GOAL OF THE EXERCISE
For each line below, check for "screenshot"; give only the total of lines where it occurs.

EXCERPTED RECORDS

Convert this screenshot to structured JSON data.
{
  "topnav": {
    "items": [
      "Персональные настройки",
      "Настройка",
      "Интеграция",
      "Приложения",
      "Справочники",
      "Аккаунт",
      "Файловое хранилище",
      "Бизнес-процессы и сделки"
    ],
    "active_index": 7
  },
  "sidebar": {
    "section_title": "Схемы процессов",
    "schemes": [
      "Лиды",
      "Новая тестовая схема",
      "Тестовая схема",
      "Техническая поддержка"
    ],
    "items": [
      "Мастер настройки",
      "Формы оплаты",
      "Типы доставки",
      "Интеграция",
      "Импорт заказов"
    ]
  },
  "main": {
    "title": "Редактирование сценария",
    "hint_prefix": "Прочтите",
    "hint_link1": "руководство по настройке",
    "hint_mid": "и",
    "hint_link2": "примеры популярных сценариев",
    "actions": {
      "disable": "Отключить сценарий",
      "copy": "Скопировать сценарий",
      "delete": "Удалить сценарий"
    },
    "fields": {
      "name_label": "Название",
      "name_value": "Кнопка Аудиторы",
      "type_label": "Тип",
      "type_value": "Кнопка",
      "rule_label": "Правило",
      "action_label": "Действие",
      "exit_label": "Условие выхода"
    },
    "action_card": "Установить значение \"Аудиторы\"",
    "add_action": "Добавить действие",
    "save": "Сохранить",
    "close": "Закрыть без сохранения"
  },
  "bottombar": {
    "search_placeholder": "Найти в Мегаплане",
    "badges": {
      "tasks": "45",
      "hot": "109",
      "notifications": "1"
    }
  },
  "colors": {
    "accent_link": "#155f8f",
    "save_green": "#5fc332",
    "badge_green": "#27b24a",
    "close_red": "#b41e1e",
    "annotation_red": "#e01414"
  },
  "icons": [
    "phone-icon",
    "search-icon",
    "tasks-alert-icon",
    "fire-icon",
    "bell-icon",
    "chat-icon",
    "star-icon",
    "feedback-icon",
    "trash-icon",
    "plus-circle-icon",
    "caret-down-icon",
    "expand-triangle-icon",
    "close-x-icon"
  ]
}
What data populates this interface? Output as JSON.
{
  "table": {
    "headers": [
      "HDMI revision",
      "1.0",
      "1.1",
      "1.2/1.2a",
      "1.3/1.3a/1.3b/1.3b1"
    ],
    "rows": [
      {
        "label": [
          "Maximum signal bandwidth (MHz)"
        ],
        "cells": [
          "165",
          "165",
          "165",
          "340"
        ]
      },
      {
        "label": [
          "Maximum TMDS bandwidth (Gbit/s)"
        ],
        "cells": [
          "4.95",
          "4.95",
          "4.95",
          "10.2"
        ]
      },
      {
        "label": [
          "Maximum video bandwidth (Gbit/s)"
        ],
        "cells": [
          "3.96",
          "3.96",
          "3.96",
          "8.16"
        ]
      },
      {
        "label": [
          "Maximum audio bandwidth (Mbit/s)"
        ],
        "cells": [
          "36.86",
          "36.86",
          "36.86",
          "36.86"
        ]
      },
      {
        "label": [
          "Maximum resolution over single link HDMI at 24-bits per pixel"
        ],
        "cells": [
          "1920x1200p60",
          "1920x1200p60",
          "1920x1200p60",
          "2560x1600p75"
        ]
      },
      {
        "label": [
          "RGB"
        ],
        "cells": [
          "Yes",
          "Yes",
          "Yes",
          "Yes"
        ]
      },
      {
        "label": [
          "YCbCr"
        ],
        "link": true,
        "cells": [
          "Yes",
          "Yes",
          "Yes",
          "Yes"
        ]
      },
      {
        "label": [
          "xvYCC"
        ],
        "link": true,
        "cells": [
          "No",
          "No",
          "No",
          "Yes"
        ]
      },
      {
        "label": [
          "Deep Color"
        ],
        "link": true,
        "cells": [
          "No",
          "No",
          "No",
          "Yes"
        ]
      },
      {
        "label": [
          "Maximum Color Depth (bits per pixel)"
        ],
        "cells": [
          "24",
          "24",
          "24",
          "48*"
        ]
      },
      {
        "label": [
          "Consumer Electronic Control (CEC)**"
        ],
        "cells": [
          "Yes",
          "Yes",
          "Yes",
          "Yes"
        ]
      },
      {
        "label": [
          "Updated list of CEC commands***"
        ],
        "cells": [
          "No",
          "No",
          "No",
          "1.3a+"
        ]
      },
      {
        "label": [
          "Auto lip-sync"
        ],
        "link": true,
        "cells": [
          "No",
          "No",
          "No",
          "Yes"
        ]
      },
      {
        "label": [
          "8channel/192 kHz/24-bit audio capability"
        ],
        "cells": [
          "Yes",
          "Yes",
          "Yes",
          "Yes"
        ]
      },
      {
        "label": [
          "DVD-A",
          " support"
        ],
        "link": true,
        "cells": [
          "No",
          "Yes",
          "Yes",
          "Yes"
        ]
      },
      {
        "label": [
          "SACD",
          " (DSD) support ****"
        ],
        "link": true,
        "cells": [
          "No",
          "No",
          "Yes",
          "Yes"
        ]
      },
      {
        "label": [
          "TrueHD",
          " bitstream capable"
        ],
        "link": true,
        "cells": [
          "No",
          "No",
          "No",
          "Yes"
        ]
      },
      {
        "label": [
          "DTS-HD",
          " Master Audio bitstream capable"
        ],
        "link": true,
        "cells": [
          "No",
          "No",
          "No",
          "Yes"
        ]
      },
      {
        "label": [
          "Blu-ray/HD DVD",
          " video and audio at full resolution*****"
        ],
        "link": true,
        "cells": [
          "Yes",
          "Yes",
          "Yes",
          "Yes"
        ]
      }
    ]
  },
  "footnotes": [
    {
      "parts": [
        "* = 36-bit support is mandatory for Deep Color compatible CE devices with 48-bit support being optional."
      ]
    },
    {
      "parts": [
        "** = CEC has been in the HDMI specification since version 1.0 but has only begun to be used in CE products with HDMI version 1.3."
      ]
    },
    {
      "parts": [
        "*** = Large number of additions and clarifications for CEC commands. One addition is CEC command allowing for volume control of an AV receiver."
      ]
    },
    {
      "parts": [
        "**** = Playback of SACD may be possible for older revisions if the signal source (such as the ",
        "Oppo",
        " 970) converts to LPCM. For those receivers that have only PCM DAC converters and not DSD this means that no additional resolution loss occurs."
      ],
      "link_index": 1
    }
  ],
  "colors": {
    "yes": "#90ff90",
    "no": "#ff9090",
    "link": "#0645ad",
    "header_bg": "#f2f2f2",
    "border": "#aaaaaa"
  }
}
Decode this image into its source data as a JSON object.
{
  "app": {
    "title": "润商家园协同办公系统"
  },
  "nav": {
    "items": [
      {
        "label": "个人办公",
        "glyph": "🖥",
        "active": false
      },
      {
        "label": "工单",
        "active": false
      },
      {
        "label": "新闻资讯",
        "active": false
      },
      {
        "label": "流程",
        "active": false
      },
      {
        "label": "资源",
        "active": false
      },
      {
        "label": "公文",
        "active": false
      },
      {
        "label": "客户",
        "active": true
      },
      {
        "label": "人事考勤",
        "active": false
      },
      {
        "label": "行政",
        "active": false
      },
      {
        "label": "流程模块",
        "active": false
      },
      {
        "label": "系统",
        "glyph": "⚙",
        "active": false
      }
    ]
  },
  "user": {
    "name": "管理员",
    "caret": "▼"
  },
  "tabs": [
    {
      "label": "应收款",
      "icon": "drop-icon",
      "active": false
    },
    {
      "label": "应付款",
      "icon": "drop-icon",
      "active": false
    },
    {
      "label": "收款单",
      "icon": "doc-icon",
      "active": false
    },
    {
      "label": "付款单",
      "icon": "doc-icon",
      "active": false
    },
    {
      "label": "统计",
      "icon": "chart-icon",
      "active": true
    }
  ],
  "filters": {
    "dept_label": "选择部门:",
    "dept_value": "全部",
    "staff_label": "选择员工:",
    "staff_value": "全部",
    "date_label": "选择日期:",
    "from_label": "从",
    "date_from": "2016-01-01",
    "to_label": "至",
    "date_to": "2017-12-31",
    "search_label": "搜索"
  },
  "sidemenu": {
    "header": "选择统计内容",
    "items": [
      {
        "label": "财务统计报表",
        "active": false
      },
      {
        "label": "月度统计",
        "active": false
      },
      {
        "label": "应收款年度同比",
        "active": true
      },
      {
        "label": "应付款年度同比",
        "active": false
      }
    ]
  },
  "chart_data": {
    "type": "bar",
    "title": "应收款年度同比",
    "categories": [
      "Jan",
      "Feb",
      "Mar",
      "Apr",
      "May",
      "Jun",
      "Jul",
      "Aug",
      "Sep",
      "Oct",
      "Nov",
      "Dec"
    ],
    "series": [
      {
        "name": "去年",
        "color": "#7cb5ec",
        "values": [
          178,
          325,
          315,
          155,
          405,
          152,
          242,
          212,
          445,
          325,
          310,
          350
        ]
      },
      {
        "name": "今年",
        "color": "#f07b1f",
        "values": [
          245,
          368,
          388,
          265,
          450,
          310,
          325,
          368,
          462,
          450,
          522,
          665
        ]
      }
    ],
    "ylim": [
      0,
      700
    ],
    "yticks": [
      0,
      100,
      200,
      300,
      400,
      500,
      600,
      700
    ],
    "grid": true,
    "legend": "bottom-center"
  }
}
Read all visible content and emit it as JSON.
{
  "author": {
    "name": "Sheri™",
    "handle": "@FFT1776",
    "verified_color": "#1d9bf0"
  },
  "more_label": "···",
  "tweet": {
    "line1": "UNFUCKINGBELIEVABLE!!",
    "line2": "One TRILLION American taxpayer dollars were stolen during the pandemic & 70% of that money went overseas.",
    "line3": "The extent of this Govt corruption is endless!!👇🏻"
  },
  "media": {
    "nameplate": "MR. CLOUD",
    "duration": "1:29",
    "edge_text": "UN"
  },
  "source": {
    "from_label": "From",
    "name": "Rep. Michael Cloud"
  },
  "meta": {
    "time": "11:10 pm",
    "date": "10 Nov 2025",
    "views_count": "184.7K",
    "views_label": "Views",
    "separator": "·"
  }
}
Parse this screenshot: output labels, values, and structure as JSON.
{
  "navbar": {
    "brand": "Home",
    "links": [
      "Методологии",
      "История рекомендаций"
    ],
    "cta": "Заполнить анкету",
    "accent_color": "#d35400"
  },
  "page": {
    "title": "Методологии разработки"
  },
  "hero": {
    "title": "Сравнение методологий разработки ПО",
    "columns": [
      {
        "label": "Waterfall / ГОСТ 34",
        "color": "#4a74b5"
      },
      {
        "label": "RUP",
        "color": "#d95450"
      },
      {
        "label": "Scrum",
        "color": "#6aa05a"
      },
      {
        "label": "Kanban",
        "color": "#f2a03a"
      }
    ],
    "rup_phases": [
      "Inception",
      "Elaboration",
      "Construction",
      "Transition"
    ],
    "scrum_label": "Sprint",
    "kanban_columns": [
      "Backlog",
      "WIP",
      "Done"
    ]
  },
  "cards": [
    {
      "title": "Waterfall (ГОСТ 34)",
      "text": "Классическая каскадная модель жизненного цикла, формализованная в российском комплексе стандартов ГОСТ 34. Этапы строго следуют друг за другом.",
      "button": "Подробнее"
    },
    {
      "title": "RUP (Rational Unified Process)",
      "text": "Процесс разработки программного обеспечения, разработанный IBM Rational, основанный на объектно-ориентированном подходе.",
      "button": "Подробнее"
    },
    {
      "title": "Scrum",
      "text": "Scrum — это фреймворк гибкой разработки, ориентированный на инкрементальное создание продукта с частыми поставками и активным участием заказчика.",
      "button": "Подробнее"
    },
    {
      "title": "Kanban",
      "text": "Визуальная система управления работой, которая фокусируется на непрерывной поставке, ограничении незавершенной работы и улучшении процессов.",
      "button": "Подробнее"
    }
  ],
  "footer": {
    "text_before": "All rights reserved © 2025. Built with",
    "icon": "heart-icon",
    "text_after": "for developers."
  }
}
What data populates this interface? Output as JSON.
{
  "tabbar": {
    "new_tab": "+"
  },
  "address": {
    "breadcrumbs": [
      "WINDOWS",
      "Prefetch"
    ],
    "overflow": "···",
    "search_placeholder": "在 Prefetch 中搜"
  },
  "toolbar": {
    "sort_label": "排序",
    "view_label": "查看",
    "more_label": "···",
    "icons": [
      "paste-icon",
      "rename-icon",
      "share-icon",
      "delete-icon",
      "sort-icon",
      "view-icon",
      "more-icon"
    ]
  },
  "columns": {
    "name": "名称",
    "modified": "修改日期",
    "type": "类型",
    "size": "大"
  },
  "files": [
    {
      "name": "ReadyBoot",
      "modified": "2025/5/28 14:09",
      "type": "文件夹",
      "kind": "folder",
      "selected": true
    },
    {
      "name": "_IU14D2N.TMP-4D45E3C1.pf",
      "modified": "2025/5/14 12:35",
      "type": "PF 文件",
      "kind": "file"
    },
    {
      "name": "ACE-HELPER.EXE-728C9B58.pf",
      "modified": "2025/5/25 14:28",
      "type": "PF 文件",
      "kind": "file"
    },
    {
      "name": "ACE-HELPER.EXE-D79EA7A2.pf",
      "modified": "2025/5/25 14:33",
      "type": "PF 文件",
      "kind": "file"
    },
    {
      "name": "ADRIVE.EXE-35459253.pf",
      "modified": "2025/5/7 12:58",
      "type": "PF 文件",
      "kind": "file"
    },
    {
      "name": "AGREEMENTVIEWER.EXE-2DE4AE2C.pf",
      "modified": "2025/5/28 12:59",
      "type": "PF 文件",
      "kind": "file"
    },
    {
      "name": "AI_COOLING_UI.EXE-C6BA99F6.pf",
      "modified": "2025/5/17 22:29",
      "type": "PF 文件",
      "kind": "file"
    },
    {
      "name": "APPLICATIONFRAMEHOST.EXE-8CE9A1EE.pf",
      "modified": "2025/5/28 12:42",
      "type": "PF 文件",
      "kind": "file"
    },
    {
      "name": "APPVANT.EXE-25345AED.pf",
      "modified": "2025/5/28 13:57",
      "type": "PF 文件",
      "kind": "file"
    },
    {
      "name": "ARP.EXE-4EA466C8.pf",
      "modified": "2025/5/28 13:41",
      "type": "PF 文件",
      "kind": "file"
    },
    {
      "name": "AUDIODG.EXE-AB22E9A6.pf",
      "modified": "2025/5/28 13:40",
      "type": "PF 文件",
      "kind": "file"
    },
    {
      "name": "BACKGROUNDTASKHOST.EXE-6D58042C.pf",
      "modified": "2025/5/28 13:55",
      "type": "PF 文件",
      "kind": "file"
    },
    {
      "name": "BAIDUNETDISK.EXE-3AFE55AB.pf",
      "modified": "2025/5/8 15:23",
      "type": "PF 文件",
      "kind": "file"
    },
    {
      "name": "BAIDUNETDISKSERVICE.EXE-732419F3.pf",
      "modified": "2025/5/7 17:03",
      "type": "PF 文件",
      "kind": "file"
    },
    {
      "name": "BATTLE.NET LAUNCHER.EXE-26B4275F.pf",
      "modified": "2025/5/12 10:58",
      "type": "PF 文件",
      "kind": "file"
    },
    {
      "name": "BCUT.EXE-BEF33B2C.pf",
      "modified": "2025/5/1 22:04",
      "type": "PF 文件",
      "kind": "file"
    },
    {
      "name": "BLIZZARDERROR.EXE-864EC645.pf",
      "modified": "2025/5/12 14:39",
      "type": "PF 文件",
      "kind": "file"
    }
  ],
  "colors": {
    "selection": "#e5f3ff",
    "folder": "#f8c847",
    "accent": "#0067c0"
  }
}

SOLUTION TO THE PROBLEM
2